All the time, I am getting new clients who want to breed chihuahuas. While breeding a dog can sound
fun at first, smaller dogs, especially chihuahuas, are quite a challenge to breed. No doubt there is an endless supply of
colors to tickle every fancy, this isn't the first thing you should consider when breeding. When you breed a
dog, it should be for the love of the breed. I hear people say a lot "I think it will be a good experience for my children."
or "I want to do it so I can give my (family member) one of the pups" or "I want to experience it one time, then I'll get
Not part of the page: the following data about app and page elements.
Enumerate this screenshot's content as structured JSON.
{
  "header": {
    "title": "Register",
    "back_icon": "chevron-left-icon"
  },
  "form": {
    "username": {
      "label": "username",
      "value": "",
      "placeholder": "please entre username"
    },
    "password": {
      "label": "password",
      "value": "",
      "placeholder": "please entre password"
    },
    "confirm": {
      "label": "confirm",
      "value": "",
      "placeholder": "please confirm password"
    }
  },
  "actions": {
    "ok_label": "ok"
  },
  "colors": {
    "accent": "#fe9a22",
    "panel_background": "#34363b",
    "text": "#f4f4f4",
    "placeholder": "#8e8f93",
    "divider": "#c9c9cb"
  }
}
the dog spayed". Phooey! Though I really do not feel showing a dog is what makes a breeder a good breeder, it simply proves
that the dog the breeder owns is worthy of passing on it's genes. Though every dog (even the best show dog) has some faults,
a show dog will have few faults. Pet dogs, however, are not meant to be bred. So many people are trying to cheat the system
by buying pet-quality dogs for the cheapest price from breeders who say they do not give papers to people that purchase pet-quality
dogs unless they prove the dog has been spayed or neutered and re-registering the dog with a novice registry, like the Continental
The real question is: Why do you want to breed your chihuahua? Before you answer that question,
there are a few things to consider about breeding your chihuahua. Chihuahuas are small dogs, usually with big heads. This
can cause problems with breeding. Chihuahuas are famous for having to have c-sections.
C-sections are NOT cheap, either! And sometimes, after a sedated dog wakes up from the operation,
it will not take to the puppy. Sometimes, it will even kill or eat the puppy. Also, a tiny female may die from carrying too
many pups, or she may not carry the pups to full term. I had one female that delivered her puppy a week too early, after another
one was rejected by her body. This was not a pretty sight!
Since chihuahuas are small, they may also lose a lot of calcium during pregnancy, and also during
nursing. Since milk production takes up a lot of calcium in the body, chihuahuas are common victims of calcium deficiency,
known as eclampsia. If you have a nursing chihuahua, watch for nervous panting, possibly vomiting, jerky eye movements,
head ticking and twitching, muscle spasms, and eventually seizures. However, you would want to get your chihuahua to a vet
BEFORE the seizures begin, because by that time, it is too late. The vet will usually give a shot of calcium with vitamin
D (pretty much the same formula found in our grocery-brand whole milk) to fix the problem. Now, I am not saying you should
give the dog milk as a cure for eclampsia. The cure MUST be administered through shots which only a vet can give. Oral fixes
will NOT work.
Fading puppy syndrome is another problem in breeding. A puppy may look healthy and feeding
normally, and then one day it'll stop eating, and just lay off in a corner yelping constantly. No one really knows why this
happens, but it has been suggested it is caused by lactose intolerance. I have noticed myself a puppy with this problem will
have diarrhea before it hits. Some people try to save the puppy by tube-feeding it, but this doesn't always work, and a puppy's
esophagus could be damaged by someone who doesn't know what they're doing. Not only that, but there is also a real danger
of choking. It takes a lot to raise a puppy by hand, they must be fed every 2 hours, just like they would be with the mother.
I personally feel that if a puppy dies then it was meant to be. One cannot argue the LORD's word in this matter.
This is not put here to completely discourage people from breeding. If you feel you can handle
all angles of the responsibilities, then by all means breed your chihuahua. But if you cannot, get your dog spayed or neutered
and just enjoy that sweet little lap dog you bought.